Painting from my collection of thrifted and inherited items, I explore my connection to the lives lived around these objects and question my position in relation to their previous owners. Since my mother’s side of the family have all passed away, the stories behind the objects are lost to me. The line “blood seem like strangers, strangers like family” from Deb Talen’s song titled Thinking Amelia resonates when looking at my mix of objects. The stories written on their surfaces are in a language I cannot read.
Working from photographs I have taken of the objects, I paint them in blue oil paint, floating on a white background employing a method of outlining, building up and wiping away which teases the subject into existence, creating ghosts which dwell between the surface and ground of the painting. Like a palimpsest, I rub out and re-etch the lines of the objects, leaving traces of my previous marks, illegible echoes and outlines.

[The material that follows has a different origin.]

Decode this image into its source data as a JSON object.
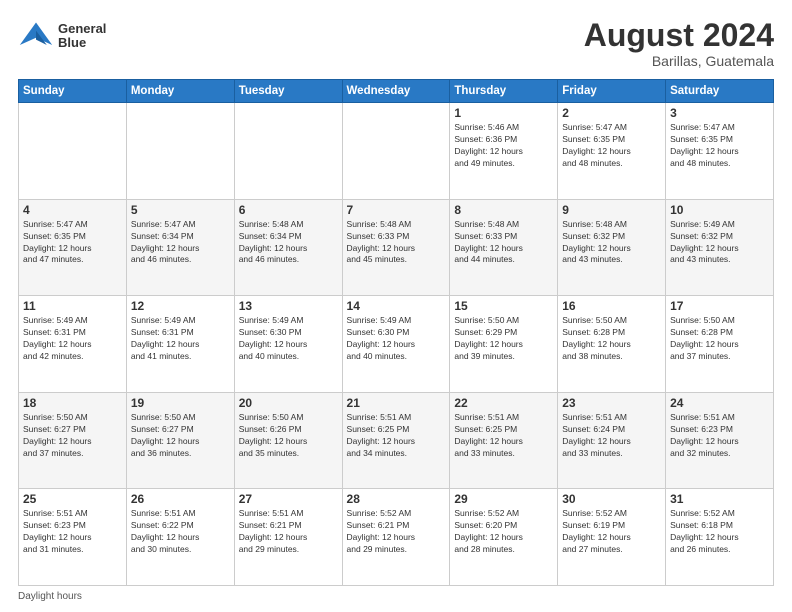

Presenting these objects as a collection, I think of the use of curiosity cabinets as a means of presenting a story of myself. My work is also in conversation with artist Faye Ballard, who made drawings of objects found in her family home after the death of her father. I use only a single color, indanthrone blue, as a way to link these objects together into one collection. The blue and white recalls decorative china and spurs in me a frenzied desire to gather, preserve and display; a fervor for accumulation I conceivably inherited from the very people whose possessions I have appropriated into my own archive of objects and memories.